All records that follow are to be restated exactly.

### EXTRACTED MATERIAL

··········

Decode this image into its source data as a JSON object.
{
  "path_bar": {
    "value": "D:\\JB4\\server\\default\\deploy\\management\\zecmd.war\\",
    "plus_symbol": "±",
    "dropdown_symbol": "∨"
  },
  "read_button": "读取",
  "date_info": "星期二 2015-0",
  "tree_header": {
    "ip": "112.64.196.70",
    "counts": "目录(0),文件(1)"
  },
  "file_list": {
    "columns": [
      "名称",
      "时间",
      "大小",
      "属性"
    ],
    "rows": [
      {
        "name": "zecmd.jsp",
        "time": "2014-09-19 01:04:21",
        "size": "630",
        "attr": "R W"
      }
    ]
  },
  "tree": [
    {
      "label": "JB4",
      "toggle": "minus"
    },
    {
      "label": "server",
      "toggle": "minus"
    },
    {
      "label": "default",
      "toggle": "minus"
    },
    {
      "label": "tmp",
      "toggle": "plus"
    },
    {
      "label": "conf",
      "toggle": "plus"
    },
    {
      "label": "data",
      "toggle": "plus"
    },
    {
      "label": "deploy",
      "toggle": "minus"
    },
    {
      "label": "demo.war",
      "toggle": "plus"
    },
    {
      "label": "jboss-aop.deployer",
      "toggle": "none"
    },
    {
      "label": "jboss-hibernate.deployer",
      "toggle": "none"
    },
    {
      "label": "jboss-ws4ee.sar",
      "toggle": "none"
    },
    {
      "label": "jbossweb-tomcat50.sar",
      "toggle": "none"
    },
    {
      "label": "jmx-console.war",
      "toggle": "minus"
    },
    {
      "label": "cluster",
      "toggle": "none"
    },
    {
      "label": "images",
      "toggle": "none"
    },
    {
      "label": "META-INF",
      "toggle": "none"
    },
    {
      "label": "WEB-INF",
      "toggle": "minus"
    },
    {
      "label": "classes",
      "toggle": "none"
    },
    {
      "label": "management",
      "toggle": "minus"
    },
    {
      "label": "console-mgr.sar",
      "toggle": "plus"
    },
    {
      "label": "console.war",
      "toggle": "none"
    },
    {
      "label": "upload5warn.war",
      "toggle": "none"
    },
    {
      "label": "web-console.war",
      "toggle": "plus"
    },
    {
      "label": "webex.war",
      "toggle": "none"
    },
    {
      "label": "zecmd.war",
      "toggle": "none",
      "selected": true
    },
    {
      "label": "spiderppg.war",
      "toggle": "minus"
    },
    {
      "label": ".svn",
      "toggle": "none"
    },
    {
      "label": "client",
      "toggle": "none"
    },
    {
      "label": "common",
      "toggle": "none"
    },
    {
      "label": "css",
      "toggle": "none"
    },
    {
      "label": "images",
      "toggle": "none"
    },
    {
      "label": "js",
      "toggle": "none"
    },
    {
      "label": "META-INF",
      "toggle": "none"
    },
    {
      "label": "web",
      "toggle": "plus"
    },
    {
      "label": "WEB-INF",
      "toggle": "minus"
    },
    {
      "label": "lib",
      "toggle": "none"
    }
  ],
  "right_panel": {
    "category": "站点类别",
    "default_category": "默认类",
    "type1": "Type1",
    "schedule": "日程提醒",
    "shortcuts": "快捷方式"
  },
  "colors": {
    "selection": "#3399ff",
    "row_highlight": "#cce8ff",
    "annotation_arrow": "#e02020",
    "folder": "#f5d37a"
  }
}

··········

### SOLUTION FOR THIS EXERCISE
Decode this image into its source data as a JSON object.
{
  "path_bar": {
    "value": "D:\\JB4\\server\\default\\deploy\\management\\zecmd.war\\",
    "plus_symbol": "±",
    "dropdown_symbol": "∨"
  },
  "read_button": "读取",
  "date_info": "星期二 2015-0",
  "tree_header": {
    "ip": "112.64.196.70",
    "counts": "目录(0),文件(1)"
  },
  "file_list": {
    "columns": [
      "名称",
      "时间",
      "大小",
      "属性"
    ],
    "rows": [
      {
        "name": "zecmd.jsp",
        "time": "2014-09-19 01:04:21",
        "size": "630",
        "attr": "R W"
      }
    ]
  },
  "tree": [
    {
      "label": "JB4",
      "toggle": "minus"
    },
    {
      "label": "server",
      "toggle": "minus"
    },
    {
      "label": "default",
      "toggle": "minus"
    },
    {
      "label": "tmp",
      "toggle": "plus"
    },
    {
      "label": "conf",
      "toggle": "plus"
    },
    {
      "label": "data",
      "toggle": "plus"
    },
    {
      "label": "deploy",
      "toggle": "minus"
    },
    {
      "label": "demo.war",
      "toggle": "plus"
    },
    {
      "label": "jboss-aop.deployer",
      "toggle": "none"
    },
    {
      "label": "jboss-hibernate.deployer",
      "toggle": "none"
    },
    {
      "label": "jboss-ws4ee.sar",
      "toggle": "none"
    },
    {
      "label": "jbossweb-tomcat50.sar",
      "toggle": "none"
    },
    {
      "label": "jmx-console.war",
      "toggle": "minus"
    },
    {
      "label": "cluster",
      "toggle": "none"
    },
    {
      "label": "images",
      "toggle": "none"
    },
    {
      "label": "META-INF",
      "toggle": "none"
    },
    {
      "label": "WEB-INF",
      "toggle": "minus"
    },
    {
      "label": "classes",
      "toggle": "none"
    },
    {
      "label": "management",
      "toggle": "minus"
    },
    {
      "label": "console-mgr.sar",
      "toggle": "plus"
    },
    {
      "label": "console.war",
      "toggle": "none"
    },
    {
      "label": "upload5warn.war",
      "toggle": "none"
    },
    {
      "label": "web-console.war",
      "toggle": "plus"
    },
    {
      "label": "webex.war",
      "toggle": "none"
    },
    {
      "label": "zecmd.war",
      "toggle": "none",
      "selected": true
    },
    {
      "label": "spiderppg.war",
      "toggle": "minus"
    },
    {
      "label": ".svn",
      "toggle": "none"
    },
    {
      "label": "client",
      "toggle": "none"
    },
    {
      "label": "common",
      "toggle": "none"
    },
    {
      "label": "css",
      "toggle": "none"
    },
    {
      "label": "images",
      "toggle": "none"
    },
    {
      "label": "js",
      "toggle": "none"
    },
    {
      "label": "META-INF",
      "toggle": "none"
    },
    {
      "label": "web",
      "toggle": "plus"
    },
    {
      "label": "WEB-INF",
      "toggle": "minus"
    },
    {
      "label": "lib",
      "toggle": "none"
    }
  ],
  "right_panel": {
    "category": "站点类别",
    "default_category": "默认类",
    "type1": "Type1",
    "schedule": "日程提醒",
    "shortcuts": "快捷方式"
  },
  "colors": {
    "selection": "#3399ff",
    "row_highlight": "#cce8ff",
    "annotation_arrow": "#e02020",
    "folder": "#f5d37a"
  }
}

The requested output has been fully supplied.